The 49ers didn't have a single offensive player who touched the ball in last year's 37-20 win over Green Bay that sent them to the Super Bowl after their recent wave of injuries and COVID-19 took out most of their offense (Jimmy Garoppolo, George Kittle, Raheem Mostert, Tevin Coleman, Deebo Samuel and then some). So anything the Packers' defense did against backup quarterback Nick Mullens & Co. was hardly noteworthy.

In the two losses to the 49ers last season, the Packers failed to score in either first half. They were outscored a combined 50-0 by San Francisco in the first half of those two games.

The Packers reversed that trend early, scoring on their opening drive for the eighth time in eight games this season. They are the only team in the league to score on their first drive in every game -- and now have 40 points on those drives.

Promising trend: Gutekunst and coach Matt LaFleur rolled the dice on activating Jones, who was questionable after missing the previous two games with a calf injury. But with Jamaal Williams and AJ Dillon on the reserve/COVID list, the Packers not only played Jones but he finished with 20 touches (15 carries for 58 yards, five catches for 21 yards) and more importantly finished the game. Jones and Tyler Ervin (and H-back John Lovett) were the only backs available at game's end after Dexter Williams dropped out with a knee injury.

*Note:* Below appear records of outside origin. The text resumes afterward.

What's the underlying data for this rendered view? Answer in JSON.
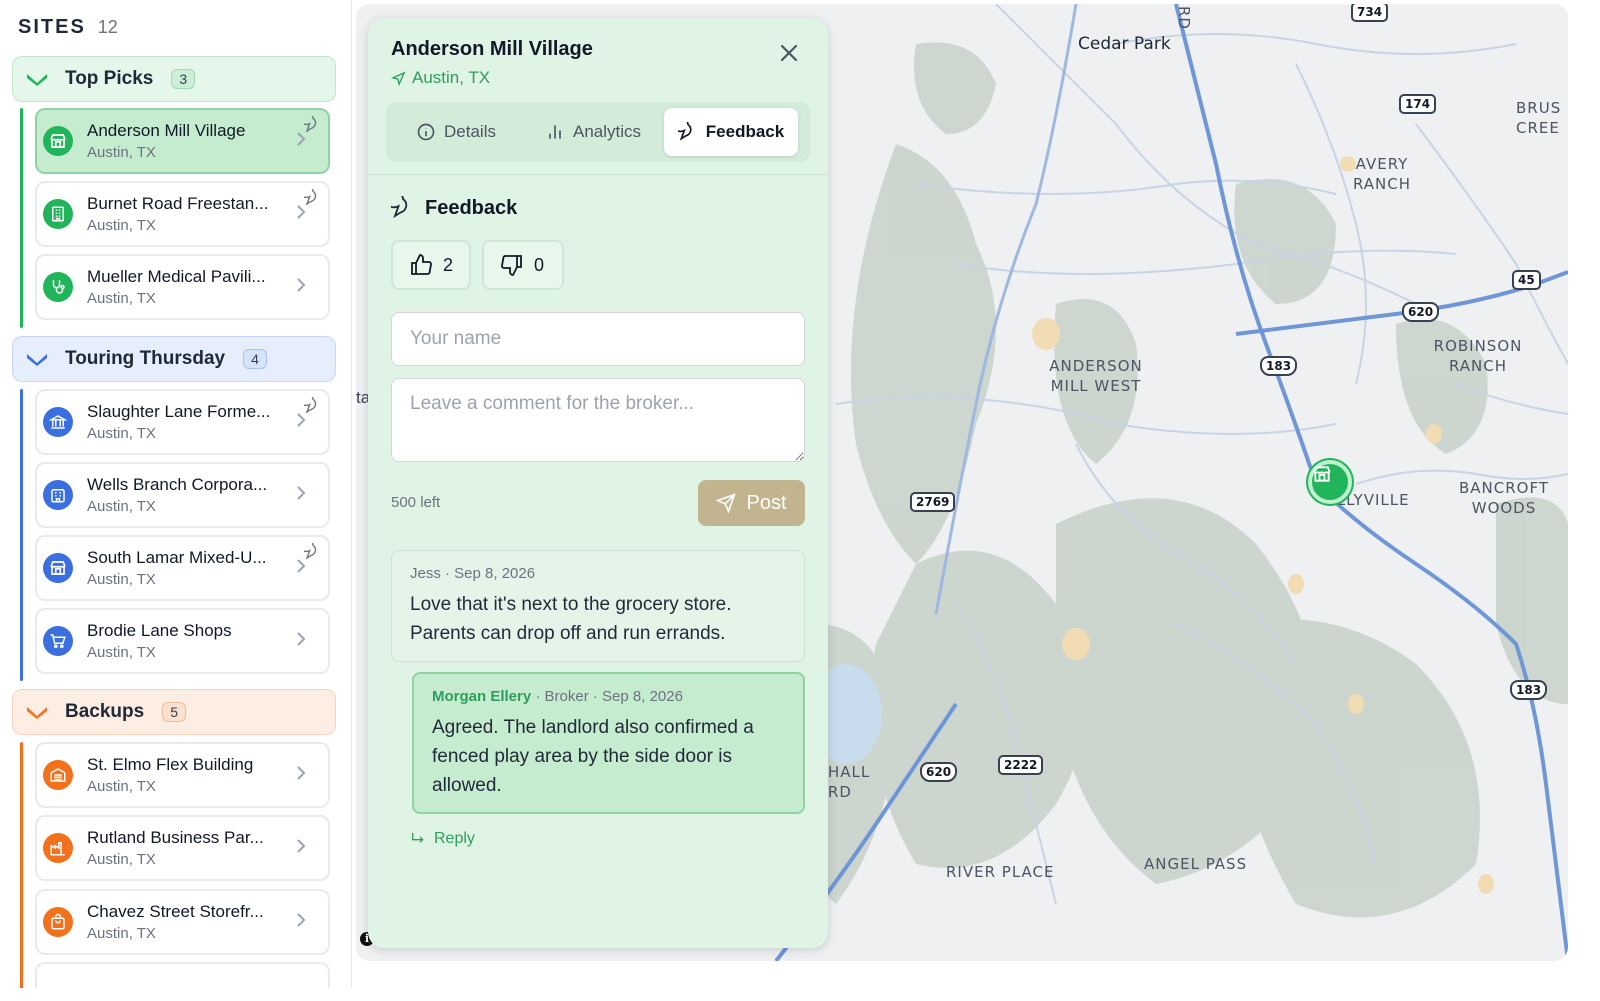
{
  "sidebar": {
    "title": "SITES",
    "count": "12",
    "groups": [
      {
        "name": "Top Picks",
        "count": "3",
        "color": "#22b45a",
        "sites": [
          {
            "name": "Anderson Mill Village",
            "city": "Austin, TX",
            "icon": "storefront-icon",
            "comments": true,
            "active": true
          },
          {
            "name": "Burnet Road Freestan...",
            "city": "Austin, TX",
            "icon": "building-icon",
            "comments": true
          },
          {
            "name": "Mueller Medical Pavili...",
            "city": "Austin, TX",
            "icon": "stethoscope-icon",
            "comments": false
          }
        ]
      },
      {
        "name": "Touring Thursday",
        "count": "4",
        "color": "#3b6fe0",
        "sites": [
          {
            "name": "Slaughter Lane Forme...",
            "city": "Austin, TX",
            "icon": "bank-icon",
            "comments": true
          },
          {
            "name": "Wells Branch Corpora...",
            "city": "Austin, TX",
            "icon": "office-building-icon",
            "comments": false
          },
          {
            "name": "South Lamar Mixed-U...",
            "city": "Austin, TX",
            "icon": "storefront-icon",
            "comments": true
          },
          {
            "name": "Brodie Lane Shops",
            "city": "Austin, TX",
            "icon": "shopping-cart-icon",
            "comments": false
          }
        ]
      },
      {
        "name": "Backups",
        "count": "5",
        "color": "#f2711c",
        "sites": [
          {
            "name": "St. Elmo Flex Building",
            "city": "Austin, TX",
            "icon": "warehouse-icon",
            "comments": false
          },
          {
            "name": "Rutland Business Par...",
            "city": "Austin, TX",
            "icon": "factory-icon",
            "comments": false
          },
          {
            "name": "Chavez Street Storefr...",
            "city": "Austin, TX",
            "icon": "shopping-bag-icon",
            "comments": false
          }
        ]
      }
    ]
  },
  "map": {
    "labels": {
      "cedar_park": "Cedar Park",
      "rd": "RD",
      "avery_ranch": "AVERY\nRANCH",
      "brushy_creek": "BRUS\nCREE",
      "robinson_ranch": "ROBINSON\nRANCH",
      "anderson_mill_west": "ANDERSON\nMILL WEST",
      "jollyville": "OLLYVILLE",
      "bancroft_woods": "BANCROFT\nWOODS",
      "hall_rd": "HALL\nRD",
      "river_place": "RIVER PLACE",
      "angel_pass": "ANGEL PASS",
      "ta": "ta"
    },
    "shields": {
      "s734": "734",
      "s174": "174",
      "s45": "45",
      "s620a": "620",
      "s183a": "183",
      "s2769": "2769",
      "s620b": "620",
      "s2222": "2222",
      "s183b": "183"
    }
  },
  "panel": {
    "title": "Anderson Mill Village",
    "location": "Austin, TX",
    "tabs": {
      "details": "Details",
      "analytics": "Analytics",
      "feedback": "Feedback"
    },
    "section_title": "Feedback",
    "thumbs_up": "2",
    "thumbs_down": "0",
    "name_placeholder": "Your name",
    "comment_placeholder": "Leave a comment for the broker...",
    "chars_left": "500 left",
    "post_label": "Post",
    "comment": {
      "meta": "Jess · Sep 8, 2026",
      "body": "Love that it's next to the grocery store. Parents can drop off and run errands."
    },
    "reply": {
      "author": "Morgan Ellery",
      "meta": " · Broker · Sep 8, 2026",
      "body": "Agreed. The landlord also confirmed a fenced play area by the side door is allowed."
    },
    "reply_label": "Reply"
  }
}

Troubling trend: Already without starting left tackle David Bakhtiari, who missed his third straight game with a chest/rib injury, the Packers lost right tackle Rick Wagner to a knee injury in the first half. Billy Turner, who started at left tackle, moved back to his usual right tackle spot after Wagner's injury. Elgton Jenkins moved out to left tackle from left guard, where rookie Jon Runyan filled in. Cornerback Jaire Alexander (concussion) and linebacker Krys Barnes (calf) also left the game early.